**DATASET:**
★ ★ ★ ★

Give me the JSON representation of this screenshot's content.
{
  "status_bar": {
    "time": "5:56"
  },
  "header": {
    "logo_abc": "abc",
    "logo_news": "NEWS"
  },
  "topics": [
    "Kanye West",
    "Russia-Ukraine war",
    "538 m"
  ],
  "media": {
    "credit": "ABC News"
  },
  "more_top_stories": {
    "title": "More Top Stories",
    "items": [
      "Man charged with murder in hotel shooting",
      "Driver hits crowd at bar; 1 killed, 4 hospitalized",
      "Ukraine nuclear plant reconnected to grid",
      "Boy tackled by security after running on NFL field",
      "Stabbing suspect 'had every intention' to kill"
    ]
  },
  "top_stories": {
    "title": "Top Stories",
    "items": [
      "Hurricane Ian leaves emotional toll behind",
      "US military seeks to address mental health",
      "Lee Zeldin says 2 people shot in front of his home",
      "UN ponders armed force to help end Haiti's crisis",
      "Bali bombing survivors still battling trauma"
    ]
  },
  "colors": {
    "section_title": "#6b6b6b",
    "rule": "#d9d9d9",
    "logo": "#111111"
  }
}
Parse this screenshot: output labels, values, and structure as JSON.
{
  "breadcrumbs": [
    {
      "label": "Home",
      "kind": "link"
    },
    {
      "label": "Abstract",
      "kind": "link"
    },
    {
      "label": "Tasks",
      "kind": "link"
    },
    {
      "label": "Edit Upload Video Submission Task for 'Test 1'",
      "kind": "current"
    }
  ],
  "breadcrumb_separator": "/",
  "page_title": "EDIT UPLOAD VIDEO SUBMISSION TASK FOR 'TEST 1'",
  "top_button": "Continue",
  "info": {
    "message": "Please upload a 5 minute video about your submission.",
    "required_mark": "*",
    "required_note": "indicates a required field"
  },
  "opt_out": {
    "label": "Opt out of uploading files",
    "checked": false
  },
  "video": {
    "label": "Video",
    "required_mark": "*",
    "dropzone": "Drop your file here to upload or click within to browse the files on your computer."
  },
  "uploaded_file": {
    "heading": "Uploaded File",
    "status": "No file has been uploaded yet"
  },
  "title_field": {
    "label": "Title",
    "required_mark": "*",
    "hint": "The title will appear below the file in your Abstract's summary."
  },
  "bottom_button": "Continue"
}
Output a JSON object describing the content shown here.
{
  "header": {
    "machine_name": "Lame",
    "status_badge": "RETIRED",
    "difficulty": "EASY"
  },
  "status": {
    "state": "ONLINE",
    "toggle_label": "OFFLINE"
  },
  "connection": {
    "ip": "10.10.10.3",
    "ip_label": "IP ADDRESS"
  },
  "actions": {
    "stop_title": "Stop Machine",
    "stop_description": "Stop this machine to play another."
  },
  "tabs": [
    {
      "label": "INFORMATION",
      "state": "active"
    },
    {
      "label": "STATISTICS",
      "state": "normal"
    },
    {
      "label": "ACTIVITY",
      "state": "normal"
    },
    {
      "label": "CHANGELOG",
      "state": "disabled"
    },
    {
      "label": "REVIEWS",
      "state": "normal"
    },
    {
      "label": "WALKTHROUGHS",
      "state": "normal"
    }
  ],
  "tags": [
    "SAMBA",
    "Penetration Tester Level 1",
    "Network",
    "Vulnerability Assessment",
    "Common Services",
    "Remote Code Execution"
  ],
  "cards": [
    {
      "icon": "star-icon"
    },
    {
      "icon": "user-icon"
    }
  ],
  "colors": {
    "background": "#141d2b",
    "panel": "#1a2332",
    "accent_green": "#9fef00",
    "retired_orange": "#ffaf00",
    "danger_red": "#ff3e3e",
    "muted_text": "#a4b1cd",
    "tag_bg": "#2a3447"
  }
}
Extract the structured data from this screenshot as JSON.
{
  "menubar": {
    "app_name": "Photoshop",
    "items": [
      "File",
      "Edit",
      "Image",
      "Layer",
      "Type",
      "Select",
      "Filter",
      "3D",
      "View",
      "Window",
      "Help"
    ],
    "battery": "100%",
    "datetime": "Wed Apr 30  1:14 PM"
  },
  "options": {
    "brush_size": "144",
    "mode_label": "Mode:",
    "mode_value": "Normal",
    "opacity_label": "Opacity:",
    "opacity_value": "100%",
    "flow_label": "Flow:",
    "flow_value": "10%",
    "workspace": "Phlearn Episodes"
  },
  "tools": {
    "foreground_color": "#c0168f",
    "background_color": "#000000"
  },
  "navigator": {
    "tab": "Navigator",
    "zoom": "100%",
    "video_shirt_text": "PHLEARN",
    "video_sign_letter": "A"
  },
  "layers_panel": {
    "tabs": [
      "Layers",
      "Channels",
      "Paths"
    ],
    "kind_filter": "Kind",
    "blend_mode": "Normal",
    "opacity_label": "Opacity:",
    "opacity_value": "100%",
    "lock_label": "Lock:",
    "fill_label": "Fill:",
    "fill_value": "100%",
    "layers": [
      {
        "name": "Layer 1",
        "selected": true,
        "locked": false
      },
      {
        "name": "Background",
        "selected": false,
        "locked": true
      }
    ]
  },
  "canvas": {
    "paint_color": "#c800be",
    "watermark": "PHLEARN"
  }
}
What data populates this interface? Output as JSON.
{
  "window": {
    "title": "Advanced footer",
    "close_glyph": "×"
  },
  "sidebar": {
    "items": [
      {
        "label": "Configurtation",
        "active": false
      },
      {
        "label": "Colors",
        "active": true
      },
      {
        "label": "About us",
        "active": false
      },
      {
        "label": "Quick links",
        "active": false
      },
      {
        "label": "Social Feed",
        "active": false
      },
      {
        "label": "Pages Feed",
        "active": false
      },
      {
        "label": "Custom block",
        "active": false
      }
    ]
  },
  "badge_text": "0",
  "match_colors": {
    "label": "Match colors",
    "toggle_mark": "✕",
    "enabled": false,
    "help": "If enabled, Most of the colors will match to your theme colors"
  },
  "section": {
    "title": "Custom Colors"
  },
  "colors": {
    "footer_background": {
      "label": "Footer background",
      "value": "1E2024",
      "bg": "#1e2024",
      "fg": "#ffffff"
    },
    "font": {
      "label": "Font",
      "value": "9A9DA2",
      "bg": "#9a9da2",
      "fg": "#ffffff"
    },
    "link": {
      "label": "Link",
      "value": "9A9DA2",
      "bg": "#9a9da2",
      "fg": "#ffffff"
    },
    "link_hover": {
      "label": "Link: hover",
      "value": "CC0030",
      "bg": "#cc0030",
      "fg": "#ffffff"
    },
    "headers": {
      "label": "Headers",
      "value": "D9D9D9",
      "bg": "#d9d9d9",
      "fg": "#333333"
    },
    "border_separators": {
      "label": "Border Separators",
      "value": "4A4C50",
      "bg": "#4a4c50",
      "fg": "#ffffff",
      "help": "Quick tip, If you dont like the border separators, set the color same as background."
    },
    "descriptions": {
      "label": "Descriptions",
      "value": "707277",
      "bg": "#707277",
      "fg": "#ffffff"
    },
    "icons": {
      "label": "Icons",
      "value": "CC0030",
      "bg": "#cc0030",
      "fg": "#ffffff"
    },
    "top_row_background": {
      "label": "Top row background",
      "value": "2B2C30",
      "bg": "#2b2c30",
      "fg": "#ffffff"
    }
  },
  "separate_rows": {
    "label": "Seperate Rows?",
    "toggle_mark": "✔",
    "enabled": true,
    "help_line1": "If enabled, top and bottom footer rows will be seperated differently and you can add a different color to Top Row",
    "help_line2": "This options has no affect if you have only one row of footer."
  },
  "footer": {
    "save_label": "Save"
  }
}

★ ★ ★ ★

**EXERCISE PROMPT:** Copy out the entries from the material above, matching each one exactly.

**RESPONSE:**
Give me the JSON representation of this screenshot's content.
{
  "status_bar": {
    "time": "5:56"
  },
  "header": {
    "logo_abc": "abc",
    "logo_news": "NEWS"
  },
  "topics": [
    "Kanye West",
    "Russia-Ukraine war",
    "538 m"
  ],
  "media": {
    "credit": "ABC News"
  },
  "more_top_stories": {
    "title": "More Top Stories",
    "items": [
      "Man charged with murder in hotel shooting",
      "Driver hits crowd at bar; 1 killed, 4 hospitalized",
      "Ukraine nuclear plant reconnected to grid",
      "Boy tackled by security after running on NFL field",
      "Stabbing suspect 'had every intention' to kill"
    ]
  },
  "top_stories": {
    "title": "Top Stories",
    "items": [
      "Hurricane Ian leaves emotional toll behind",
      "US military seeks to address mental health",
      "Lee Zeldin says 2 people shot in front of his home",
      "UN ponders armed force to help end Haiti's crisis",
      "Bali bombing survivors still battling trauma"
    ]
  },
  "colors": {
    "section_title": "#6b6b6b",
    "rule": "#d9d9d9",
    "logo": "#111111"
  }
}
Parse this screenshot: output labels, values, and structure as JSON.
{
  "breadcrumbs": [
    {
      "label": "Home",
      "kind": "link"
    },
    {
      "label": "Abstract",
      "kind": "link"
    },
    {
      "label": "Tasks",
      "kind": "link"
    },
    {
      "label": "Edit Upload Video Submission Task for 'Test 1'",
      "kind": "current"
    }
  ],
  "breadcrumb_separator": "/",
  "page_title": "EDIT UPLOAD VIDEO SUBMISSION TASK FOR 'TEST 1'",
  "top_button": "Continue",
  "info": {
    "message": "Please upload a 5 minute video about your submission.",
    "required_mark": "*",
    "required_note": "indicates a required field"
  },
  "opt_out": {
    "label": "Opt out of uploading files",
    "checked": false
  },
  "video": {
    "label": "Video",
    "required_mark": "*",
    "dropzone": "Drop your file here to upload or click within to browse the files on your computer."
  },
  "uploaded_file": {
    "heading": "Uploaded File",
    "status": "No file has been uploaded yet"
  },
  "title_field": {
    "label": "Title",
    "required_mark": "*",
    "hint": "The title will appear below the file in your Abstract's summary."
  },
  "bottom_button": "Continue"
}
Output a JSON object describing the content shown here.
{
  "header": {
    "machine_name": "Lame",
    "status_badge": "RETIRED",
    "difficulty": "EASY"
  },
  "status": {
    "state": "ONLINE",
    "toggle_label": "OFFLINE"
  },
  "connection": {
    "ip": "10.10.10.3",
    "ip_label": "IP ADDRESS"
  },
  "actions": {
    "stop_title": "Stop Machine",
    "stop_description": "Stop this machine to play another."
  },
  "tabs": [
    {
      "label": "INFORMATION",
      "state": "active"
    },
    {
      "label": "STATISTICS",
      "state": "normal"
    },
    {
      "label": "ACTIVITY",
      "state": "normal"
    },
    {
      "label": "CHANGELOG",
      "state": "disabled"
    },
    {
      "label": "REVIEWS",
      "state": "normal"
    },
    {
      "label": "WALKTHROUGHS",
      "state": "normal"
    }
  ],
  "tags": [
    "SAMBA",
    "Penetration Tester Level 1",
    "Network",
    "Vulnerability Assessment",
    "Common Services",
    "Remote Code Execution"
  ],
  "cards": [
    {
      "icon": "star-icon"
    },
    {
      "icon": "user-icon"
    }
  ],
  "colors": {
    "background": "#141d2b",
    "panel": "#1a2332",
    "accent_green": "#9fef00",
    "retired_orange": "#ffaf00",
    "danger_red": "#ff3e3e",
    "muted_text": "#a4b1cd",
    "tag_bg": "#2a3447"
  }
}
Extract the structured data from this screenshot as JSON.
{
  "menubar": {
    "app_name": "Photoshop",
    "items": [
      "File",
      "Edit",
      "Image",
      "Layer",
      "Type",
      "Select",
      "Filter",
      "3D",
      "View",
      "Window",
      "Help"
    ],
    "battery": "100%",
    "datetime": "Wed Apr 30  1:14 PM"
  },
  "options": {
    "brush_size": "144",
    "mode_label": "Mode:",
    "mode_value": "Normal",
    "opacity_label": "Opacity:",
    "opacity_value": "100%",
    "flow_label": "Flow:",
    "flow_value": "10%",
    "workspace": "Phlearn Episodes"
  },
  "tools": {
    "foreground_color": "#c0168f",
    "background_color": "#000000"
  },
  "navigator": {
    "tab": "Navigator",
    "zoom": "100%",
    "video_shirt_text": "PHLEARN",
    "video_sign_letter": "A"
  },
  "layers_panel": {
    "tabs": [
      "Layers",
      "Channels",
      "Paths"
    ],
    "kind_filter": "Kind",
    "blend_mode": "Normal",
    "opacity_label": "Opacity:",
    "opacity_value": "100%",
    "lock_label": "Lock:",
    "fill_label": "Fill:",
    "fill_value": "100%",
    "layers": [
      {
        "name": "Layer 1",
        "selected": true,
        "locked": false
      },
      {
        "name": "Background",
        "selected": false,
        "locked": true
      }
    ]
  },
  "canvas": {
    "paint_color": "#c800be",
    "watermark": "PHLEARN"
  }
}
What data populates this interface? Output as JSON.
{
  "window": {
    "title": "Advanced footer",
    "close_glyph": "×"
  },
  "sidebar": {
    "items": [
      {
        "label": "Configurtation",
        "active": false
      },
      {
        "label": "Colors",
        "active": true
      },
      {
        "label": "About us",
        "active": false
      },
      {
        "label": "Quick links",
        "active": false
      },
      {
        "label": "Social Feed",
        "active": false
      },
      {
        "label": "Pages Feed",
        "active": false
      },
      {
        "label": "Custom block",
        "active": false
      }
    ]
  },
  "badge_text": "0",
  "match_colors": {
    "label": "Match colors",
    "toggle_mark": "✕",
    "enabled": false,
    "help": "If enabled, Most of the colors will match to your theme colors"
  },
  "section": {
    "title": "Custom Colors"
  },
  "colors": {
    "footer_background": {
      "label": "Footer background",
      "value": "1E2024",
      "bg": "#1e2024",
      "fg": "#ffffff"
    },
    "font": {
      "label": "Font",
      "value": "9A9DA2",
      "bg": "#9a9da2",
      "fg": "#ffffff"
    },
    "link": {
      "label": "Link",
      "value": "9A9DA2",
      "bg": "#9a9da2",
      "fg": "#ffffff"
    },
    "link_hover": {
      "label": "Link: hover",
      "value": "CC0030",
      "bg": "#cc0030",
      "fg": "#ffffff"
    },
    "headers": {
      "label": "Headers",
      "value": "D9D9D9",
      "bg": "#d9d9d9",
      "fg": "#333333"
    },
    "border_separators": {
      "label": "Border Separators",
      "value": "4A4C50",
      "bg": "#4a4c50",
      "fg": "#ffffff",
      "help": "Quick tip, If you dont like the border separators, set the color same as background."
    },
    "descriptions": {
      "label": "Descriptions",
      "value": "707277",
      "bg": "#707277",
      "fg": "#ffffff"
    },
    "icons": {
      "label": "Icons",
      "value": "CC0030",
      "bg": "#cc0030",
      "fg": "#ffffff"
    },
    "top_row_background": {
      "label": "Top row background",
      "value": "2B2C30",
      "bg": "#2b2c30",
      "fg": "#ffffff"
    }
  },
  "separate_rows": {
    "label": "Seperate Rows?",
    "toggle_mark": "✔",
    "enabled": true,
    "help_line1": "If enabled, top and bottom footer rows will be seperated differently and you can add a different color to Top Row",
    "help_line2": "This options has no affect if you have only one row of footer."
  },
  "footer": {
    "save_label": "Save"
  }
}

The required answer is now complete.